▶ [Task] Take each line of the data that contains the string "Group" and copy it.

▶ [Entries from a dataset of interfaces]
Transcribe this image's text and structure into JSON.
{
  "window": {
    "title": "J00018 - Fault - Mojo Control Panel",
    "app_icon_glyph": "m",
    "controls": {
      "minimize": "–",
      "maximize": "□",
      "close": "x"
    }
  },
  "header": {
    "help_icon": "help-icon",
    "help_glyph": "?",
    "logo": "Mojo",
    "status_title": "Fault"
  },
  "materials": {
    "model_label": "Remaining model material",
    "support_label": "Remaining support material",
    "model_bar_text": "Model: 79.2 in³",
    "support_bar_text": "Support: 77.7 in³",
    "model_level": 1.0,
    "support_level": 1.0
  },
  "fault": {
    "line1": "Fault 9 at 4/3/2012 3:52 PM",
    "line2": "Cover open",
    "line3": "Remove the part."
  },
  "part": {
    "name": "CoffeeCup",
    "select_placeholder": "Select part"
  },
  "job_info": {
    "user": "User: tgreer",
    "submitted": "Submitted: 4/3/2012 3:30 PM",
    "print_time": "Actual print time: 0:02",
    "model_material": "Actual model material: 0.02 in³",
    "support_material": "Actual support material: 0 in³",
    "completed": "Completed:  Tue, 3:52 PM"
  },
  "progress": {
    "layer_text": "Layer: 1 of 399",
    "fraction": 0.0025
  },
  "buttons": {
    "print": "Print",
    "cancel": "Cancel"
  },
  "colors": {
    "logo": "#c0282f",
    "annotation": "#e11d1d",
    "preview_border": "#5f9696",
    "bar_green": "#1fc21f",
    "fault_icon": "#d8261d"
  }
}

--

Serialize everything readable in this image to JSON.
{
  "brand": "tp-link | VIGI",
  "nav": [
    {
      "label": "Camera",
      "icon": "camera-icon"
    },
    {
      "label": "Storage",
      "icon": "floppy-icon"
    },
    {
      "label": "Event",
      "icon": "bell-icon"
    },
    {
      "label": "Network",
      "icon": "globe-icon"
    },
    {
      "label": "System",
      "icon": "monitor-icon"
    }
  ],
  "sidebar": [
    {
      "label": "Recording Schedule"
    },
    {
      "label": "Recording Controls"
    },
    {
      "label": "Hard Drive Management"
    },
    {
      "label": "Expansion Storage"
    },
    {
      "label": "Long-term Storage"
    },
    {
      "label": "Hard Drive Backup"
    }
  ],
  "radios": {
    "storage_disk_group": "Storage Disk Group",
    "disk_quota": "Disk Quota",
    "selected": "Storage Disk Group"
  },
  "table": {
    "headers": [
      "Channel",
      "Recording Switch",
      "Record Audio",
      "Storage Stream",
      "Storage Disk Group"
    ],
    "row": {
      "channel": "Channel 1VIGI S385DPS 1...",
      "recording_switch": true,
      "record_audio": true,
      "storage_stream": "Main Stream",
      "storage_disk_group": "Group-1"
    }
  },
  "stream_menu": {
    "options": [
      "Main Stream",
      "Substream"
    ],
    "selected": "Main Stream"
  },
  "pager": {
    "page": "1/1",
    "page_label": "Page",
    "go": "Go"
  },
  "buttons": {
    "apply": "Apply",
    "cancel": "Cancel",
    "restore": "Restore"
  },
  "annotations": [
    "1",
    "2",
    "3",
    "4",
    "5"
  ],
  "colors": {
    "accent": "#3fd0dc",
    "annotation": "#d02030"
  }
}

▶ [Output]
    "storage_disk_group": "Storage Disk Group",
    "selected": "Storage Disk Group"
      "Storage Disk Group"
      "storage_disk_group": "Group-1"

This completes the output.